The Dallas Morning News broke with more than 75 years of tradition on Wednesday morning to endorse a Democrat for president, choosing Hillary Clinton over Donald Trump.
And in doing so, they got right to the point: "There is only one serious candidate on the presidential ballot in November," the editorial began. "We recommend Hillary Clinton."
The Dallas Morning News’ editorial page is very, very conservative. It hasn’t endorsed a Democrat for president since Franklin Delano Roosevelt in 1940. (Its unbroken streak of Republicans has one exception: In 1964, the newspaper declined to choose between Barry Goldwater and Lyndon Baines Johnson.) And the editorial included a critique of the Democratic Party’s "over-reliance on government and regulation."
But the editorial went on to savage Trump:
He plays on fear — exploiting base instincts of xenophobia, racism and misogyny — to bring out the worst in all of us, rather than the best. His serial shifts on fundamental issues reveal an astounding absence of preparedness. And his improvisational insults and midnight tweets exhibit a dangerous lack of judgment and impulse control.
Clinton, the editorial board wrote, is a "known quantity."
The endorsement is a sign of how much Trump’s campaign has shaken even staunch bastions of Republicanism. But will it matter to anybody else? Given how polarized American politics have become — not to mention the waning influence of newspapers — it’s reasonable to be skeptical that any Republicans were sitting around waiting to hear what the Dallas Morning News had to think before making up their mind on Trump.
A surprising newspaper endorsement could actually make a difference
According to a study published in 2011, though, an unusual endorsement like this might matter precisely because it’s not what readers expected to hear. Newspaper endorsements change the most minds when they break with the usual pattern to endorse a candidate of the other party.
Two political scientists, Chun-Fang Chiang, of National Taiwan University, and Brian Knight, of Brown University, studied the effect of newspaper endorsements in 2000 and 2004, using a survey that asked voters in the days leading up to the election about which newspapers they read and which candidates they preferred.
The researchers sorted newspapers on a spectrum based on how likely they were to endorse Democrats for president. The Dallas Morning News was the most predictably conservative of the group — endorsing Democrats just 17 percent of the time. At the other end of the spectrum, the New York Times endorsed Democrats 90 percent of the time.
They found that when Democratic-leaning newspapers endorsed Republicans for president, or vice versa, readers were slightly more likely to support the candidate the newspaper endorsed. If newspapers endorsed the candidates that typically lined up with the editorial page’s ideology, though, they didn’t really convince anyone. The effects were greatest among people who had seen the endorsement, as you might expect, and among older readers, who were more likely to read the editorial page.
The study’s findings might not be as true today. Newspaper circulation has fallen 20 percent since 2004, the last election the researchers studied, and more and more Americans are getting their news online or other ways. Pew found that 81 percent of the public gets at least some of its news online. Meanwhile, the American public has become even more polarized.

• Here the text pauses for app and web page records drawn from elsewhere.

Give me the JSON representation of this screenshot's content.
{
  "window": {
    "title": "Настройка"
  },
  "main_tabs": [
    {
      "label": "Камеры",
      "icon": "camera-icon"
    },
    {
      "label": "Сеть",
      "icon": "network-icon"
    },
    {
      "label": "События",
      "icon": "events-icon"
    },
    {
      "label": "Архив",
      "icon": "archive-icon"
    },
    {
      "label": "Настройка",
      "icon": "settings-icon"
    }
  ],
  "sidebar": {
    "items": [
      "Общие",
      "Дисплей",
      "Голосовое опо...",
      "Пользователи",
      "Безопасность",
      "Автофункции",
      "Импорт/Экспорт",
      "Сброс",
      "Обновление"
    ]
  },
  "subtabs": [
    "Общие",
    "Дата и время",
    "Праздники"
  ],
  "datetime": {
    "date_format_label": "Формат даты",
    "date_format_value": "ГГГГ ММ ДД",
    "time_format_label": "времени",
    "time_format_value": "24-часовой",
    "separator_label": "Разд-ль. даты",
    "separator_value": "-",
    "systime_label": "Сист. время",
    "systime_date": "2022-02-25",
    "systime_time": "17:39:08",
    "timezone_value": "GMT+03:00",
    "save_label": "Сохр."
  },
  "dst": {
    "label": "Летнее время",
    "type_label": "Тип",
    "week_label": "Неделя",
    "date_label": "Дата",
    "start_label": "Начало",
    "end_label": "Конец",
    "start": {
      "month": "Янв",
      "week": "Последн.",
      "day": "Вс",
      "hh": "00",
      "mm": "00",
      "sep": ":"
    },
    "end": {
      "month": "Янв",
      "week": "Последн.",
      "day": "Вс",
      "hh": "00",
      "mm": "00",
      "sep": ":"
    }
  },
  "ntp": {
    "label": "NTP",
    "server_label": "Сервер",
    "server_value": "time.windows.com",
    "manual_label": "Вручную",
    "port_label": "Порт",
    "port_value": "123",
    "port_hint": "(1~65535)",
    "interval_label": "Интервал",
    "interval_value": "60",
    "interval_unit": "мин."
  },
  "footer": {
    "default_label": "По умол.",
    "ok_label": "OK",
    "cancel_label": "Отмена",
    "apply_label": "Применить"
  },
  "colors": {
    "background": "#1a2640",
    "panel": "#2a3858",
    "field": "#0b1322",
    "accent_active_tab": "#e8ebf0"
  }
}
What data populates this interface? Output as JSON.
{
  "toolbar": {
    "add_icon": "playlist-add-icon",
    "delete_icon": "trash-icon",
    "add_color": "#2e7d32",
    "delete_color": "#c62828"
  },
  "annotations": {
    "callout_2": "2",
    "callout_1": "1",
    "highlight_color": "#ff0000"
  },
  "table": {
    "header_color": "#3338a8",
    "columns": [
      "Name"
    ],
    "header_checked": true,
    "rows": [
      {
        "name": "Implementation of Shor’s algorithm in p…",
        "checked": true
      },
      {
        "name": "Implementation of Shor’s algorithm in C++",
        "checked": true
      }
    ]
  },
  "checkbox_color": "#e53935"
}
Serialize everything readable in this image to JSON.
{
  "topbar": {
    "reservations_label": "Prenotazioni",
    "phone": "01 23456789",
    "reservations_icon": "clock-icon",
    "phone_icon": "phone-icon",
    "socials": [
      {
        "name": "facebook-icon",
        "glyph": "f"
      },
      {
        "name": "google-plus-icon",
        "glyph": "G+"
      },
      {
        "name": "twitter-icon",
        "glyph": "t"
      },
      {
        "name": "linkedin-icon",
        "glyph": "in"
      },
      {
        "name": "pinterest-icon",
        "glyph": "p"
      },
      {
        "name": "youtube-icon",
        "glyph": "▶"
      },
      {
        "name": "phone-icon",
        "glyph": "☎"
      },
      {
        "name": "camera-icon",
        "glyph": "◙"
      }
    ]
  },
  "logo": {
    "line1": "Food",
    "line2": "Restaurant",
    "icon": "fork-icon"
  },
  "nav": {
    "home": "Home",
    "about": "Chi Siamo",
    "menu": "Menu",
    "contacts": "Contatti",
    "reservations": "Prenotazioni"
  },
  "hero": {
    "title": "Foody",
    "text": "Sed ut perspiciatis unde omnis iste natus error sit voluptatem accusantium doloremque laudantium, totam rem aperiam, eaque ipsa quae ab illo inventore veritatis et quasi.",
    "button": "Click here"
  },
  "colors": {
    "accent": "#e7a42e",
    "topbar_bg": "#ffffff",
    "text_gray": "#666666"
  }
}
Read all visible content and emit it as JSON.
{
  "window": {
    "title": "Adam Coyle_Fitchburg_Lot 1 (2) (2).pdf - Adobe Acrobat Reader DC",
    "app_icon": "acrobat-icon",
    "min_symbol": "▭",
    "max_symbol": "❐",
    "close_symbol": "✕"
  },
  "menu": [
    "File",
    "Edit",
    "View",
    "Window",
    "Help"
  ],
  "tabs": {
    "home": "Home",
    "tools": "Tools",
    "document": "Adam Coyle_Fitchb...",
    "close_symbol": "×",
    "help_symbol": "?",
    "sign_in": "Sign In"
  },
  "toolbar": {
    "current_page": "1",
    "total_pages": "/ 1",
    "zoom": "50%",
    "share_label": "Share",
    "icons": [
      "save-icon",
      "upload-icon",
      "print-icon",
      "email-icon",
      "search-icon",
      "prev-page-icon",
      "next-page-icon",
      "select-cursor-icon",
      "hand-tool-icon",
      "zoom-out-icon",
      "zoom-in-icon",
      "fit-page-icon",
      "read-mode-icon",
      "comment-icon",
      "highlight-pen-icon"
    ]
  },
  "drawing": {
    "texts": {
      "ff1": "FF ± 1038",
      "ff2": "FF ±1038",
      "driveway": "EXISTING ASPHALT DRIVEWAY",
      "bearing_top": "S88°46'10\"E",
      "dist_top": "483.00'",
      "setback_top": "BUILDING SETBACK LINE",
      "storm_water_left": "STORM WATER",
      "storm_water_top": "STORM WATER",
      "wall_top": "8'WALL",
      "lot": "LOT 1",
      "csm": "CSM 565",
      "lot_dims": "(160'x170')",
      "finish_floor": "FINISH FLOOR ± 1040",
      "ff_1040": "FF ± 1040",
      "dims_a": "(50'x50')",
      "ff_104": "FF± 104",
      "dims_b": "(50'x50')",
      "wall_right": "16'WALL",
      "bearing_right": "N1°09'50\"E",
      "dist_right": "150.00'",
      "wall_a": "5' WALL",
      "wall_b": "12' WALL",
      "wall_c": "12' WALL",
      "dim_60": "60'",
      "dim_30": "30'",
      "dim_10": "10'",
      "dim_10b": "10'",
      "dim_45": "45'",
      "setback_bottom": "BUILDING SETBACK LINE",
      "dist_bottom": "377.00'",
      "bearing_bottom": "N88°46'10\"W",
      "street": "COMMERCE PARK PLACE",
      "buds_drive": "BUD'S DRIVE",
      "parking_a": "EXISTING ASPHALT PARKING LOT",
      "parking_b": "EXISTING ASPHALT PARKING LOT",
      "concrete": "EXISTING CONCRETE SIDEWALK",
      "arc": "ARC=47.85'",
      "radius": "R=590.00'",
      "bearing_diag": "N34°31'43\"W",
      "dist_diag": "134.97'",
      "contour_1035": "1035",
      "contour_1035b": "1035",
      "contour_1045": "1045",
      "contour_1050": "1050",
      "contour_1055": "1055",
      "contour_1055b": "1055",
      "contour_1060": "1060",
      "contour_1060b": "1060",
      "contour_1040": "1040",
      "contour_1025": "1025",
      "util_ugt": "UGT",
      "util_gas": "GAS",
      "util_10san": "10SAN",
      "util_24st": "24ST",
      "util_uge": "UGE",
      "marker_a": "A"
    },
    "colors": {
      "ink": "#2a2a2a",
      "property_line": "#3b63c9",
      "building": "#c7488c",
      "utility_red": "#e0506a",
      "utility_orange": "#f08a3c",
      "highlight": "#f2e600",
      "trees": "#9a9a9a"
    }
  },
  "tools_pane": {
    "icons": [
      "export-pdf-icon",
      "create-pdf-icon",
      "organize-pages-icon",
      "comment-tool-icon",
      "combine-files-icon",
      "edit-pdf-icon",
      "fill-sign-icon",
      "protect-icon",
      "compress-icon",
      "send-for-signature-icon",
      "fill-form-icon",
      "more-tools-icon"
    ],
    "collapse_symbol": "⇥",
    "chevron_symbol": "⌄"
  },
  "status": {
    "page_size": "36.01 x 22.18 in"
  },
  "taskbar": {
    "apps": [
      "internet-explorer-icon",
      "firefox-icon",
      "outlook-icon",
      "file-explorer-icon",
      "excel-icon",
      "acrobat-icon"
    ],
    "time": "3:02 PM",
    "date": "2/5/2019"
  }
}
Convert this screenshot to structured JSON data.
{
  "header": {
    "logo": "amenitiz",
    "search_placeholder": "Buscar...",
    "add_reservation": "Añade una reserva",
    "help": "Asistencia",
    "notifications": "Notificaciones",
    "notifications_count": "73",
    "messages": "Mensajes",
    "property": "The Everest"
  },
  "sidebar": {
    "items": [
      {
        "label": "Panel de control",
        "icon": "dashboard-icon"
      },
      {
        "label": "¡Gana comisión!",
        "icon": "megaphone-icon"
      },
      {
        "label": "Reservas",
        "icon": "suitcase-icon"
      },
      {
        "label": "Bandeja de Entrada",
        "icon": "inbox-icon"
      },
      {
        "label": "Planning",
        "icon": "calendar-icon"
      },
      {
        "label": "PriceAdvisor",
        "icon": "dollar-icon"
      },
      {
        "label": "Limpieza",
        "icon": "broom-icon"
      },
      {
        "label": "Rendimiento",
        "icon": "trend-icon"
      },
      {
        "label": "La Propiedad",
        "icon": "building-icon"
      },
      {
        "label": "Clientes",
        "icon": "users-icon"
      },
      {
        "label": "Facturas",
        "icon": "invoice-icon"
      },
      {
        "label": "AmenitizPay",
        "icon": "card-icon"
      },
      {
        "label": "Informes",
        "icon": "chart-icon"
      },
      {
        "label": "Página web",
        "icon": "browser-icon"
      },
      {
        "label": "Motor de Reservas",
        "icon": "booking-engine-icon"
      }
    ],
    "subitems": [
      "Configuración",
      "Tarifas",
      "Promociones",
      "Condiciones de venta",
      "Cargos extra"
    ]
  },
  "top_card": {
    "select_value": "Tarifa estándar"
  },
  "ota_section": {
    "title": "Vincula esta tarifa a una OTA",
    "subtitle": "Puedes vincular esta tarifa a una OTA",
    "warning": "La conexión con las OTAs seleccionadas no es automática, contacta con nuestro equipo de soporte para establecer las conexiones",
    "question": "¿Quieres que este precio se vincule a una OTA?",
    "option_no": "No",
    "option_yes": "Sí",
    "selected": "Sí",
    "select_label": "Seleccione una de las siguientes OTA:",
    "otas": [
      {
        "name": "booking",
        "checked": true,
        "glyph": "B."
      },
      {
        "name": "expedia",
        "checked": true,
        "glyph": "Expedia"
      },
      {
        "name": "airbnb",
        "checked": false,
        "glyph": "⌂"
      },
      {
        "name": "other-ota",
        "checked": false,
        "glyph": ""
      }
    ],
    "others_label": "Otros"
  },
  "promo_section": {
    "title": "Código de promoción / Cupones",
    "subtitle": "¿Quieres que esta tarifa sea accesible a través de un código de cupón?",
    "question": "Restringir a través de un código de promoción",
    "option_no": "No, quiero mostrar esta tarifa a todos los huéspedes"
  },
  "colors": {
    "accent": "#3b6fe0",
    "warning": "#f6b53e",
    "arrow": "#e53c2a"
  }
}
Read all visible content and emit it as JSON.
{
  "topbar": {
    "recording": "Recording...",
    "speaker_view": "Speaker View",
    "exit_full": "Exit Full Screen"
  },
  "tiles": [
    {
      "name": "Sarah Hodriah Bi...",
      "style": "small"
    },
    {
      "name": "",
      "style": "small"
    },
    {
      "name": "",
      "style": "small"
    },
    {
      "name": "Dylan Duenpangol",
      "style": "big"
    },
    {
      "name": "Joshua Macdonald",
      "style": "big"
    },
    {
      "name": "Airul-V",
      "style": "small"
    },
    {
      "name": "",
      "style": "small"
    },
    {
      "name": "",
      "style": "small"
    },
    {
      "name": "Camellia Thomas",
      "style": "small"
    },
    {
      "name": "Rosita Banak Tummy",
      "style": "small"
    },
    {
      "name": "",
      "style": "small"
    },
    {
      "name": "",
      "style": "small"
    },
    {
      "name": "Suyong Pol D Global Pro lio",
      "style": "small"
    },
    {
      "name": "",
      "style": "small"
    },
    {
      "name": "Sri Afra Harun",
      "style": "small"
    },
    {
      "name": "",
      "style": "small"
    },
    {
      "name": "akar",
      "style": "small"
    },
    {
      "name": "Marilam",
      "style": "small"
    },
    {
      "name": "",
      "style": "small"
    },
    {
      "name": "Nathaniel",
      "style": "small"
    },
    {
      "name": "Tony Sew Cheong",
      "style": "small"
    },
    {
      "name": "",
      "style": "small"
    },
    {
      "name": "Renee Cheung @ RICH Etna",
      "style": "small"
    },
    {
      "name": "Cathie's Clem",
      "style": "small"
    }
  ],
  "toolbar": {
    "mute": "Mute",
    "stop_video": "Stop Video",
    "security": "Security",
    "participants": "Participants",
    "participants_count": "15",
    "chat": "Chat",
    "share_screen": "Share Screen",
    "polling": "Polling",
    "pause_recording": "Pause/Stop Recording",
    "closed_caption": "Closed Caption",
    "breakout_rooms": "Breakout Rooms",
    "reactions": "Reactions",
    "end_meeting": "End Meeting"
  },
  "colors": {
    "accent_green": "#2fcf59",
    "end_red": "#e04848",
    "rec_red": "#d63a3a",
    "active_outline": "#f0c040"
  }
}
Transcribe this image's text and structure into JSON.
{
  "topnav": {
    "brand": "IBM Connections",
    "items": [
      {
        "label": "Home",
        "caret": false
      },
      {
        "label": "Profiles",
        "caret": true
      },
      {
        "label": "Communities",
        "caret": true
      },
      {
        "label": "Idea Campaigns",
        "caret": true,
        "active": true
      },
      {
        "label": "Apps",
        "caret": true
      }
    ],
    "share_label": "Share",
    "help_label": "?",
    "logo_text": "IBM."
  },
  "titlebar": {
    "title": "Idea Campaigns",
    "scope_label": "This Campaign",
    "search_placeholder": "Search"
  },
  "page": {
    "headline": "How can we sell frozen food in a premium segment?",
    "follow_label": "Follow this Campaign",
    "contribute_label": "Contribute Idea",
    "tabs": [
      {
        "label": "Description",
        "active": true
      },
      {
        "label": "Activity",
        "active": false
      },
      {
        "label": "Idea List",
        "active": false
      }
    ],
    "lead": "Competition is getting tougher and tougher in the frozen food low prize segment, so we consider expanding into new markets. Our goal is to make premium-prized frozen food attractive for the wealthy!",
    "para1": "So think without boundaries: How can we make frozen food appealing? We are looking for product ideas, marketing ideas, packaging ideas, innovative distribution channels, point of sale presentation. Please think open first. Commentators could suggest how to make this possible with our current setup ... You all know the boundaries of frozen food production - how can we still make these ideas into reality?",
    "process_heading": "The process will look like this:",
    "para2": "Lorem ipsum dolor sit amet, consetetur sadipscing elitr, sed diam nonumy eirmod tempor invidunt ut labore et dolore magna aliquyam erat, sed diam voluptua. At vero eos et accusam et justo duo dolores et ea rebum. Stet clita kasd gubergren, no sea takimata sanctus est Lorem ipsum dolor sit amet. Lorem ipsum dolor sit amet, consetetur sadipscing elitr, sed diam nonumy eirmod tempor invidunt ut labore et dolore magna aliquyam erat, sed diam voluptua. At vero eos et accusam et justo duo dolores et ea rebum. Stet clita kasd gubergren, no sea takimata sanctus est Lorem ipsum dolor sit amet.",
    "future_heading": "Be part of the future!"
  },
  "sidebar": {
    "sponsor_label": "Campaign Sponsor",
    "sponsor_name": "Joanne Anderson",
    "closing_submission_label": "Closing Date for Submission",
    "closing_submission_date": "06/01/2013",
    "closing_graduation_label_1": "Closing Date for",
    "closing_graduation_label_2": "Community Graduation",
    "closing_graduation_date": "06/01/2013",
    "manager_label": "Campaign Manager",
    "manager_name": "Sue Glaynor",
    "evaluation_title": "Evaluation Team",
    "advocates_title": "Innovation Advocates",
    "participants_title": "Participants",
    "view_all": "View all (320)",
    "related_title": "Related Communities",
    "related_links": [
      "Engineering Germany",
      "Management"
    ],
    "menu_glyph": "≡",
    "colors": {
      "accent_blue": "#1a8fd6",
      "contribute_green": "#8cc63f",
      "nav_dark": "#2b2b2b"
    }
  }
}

Still, given the Dallas Morning News’ strict conservative bent, its choice to endorse Clinton isn’t just making headlines — research suggests it could make a real difference.